March 5, 2021

Volume XI, Number 64

Gustavo J. Membiela

Gus handles a wide variety of commercial matters, focusing on cross-border disputes and transnational arbitrations, including class action litigation. Gus counsels clients both pre-and-post litigation on matters of corporate significance, which includes advising boards and other business leaders with respect to legal risks, coordinating the response of domestic and multi-jurisdictional legal teams to these risks and participating in internal investigations.

He has significant experience representing financial institutions of all sizes, both domestic and foreign and in litigating construction disputes. As part of his practice, Gus counsels clients on complex jurisdictional and venue issues, investment and construction disputes, and sovereign immunity challenges (including those arising from expropriation events). Gus also has significant experience representing clients in state and federal courts across the United States. He also advises clients with respect to Cuba related issues and in connection with the application of US regulations regarding Cuba.

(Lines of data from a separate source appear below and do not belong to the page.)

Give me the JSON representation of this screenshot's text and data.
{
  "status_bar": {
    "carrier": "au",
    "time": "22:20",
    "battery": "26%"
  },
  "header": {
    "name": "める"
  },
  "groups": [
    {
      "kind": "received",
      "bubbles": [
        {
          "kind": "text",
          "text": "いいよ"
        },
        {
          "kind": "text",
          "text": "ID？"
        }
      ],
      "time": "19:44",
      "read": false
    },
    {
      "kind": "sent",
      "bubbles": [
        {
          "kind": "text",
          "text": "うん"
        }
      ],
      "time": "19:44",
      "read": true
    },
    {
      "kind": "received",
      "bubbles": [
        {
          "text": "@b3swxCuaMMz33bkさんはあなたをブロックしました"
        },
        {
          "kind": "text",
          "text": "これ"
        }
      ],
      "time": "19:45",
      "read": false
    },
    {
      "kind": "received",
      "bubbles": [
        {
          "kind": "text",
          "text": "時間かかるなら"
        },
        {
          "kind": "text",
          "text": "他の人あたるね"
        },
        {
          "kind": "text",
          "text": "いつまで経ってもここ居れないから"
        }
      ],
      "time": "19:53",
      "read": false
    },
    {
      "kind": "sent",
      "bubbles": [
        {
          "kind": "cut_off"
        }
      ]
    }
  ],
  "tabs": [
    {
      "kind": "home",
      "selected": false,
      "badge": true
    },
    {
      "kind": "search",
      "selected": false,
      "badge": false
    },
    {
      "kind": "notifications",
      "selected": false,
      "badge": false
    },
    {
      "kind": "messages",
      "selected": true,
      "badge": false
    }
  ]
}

Gus’ broad based experience includes advising multiple major banks in connection with litigation arising out of an alleged international Ponzi scheme; representing clients in connection with major infrastructure projects including the development of power plants and the Panama Canal; representing institutions in enforcing contractual claims and collecting debts; presenting foreign telecommunications providers in breach of contract and shareholder claims; and representing a data aggregators on privacy matters. Gus also represents clients in connection with tax and real estate disputes. Gus is admitted to practice before the US Courts of Appeals for the Second, Seventh and Eleventh Circuits, the United States District Court for the Eastern District of Wisconsin, and all US District Courts in Florida.

Gus also maintains an active pro bono practice, including handling immigration matters and representing a client in a wrongful conviction case where the client was wrongfully imprisoned for 22 years prior to being exonerated by DNA testing.


Articles in the National Law Review database by Gustavo J. Membiela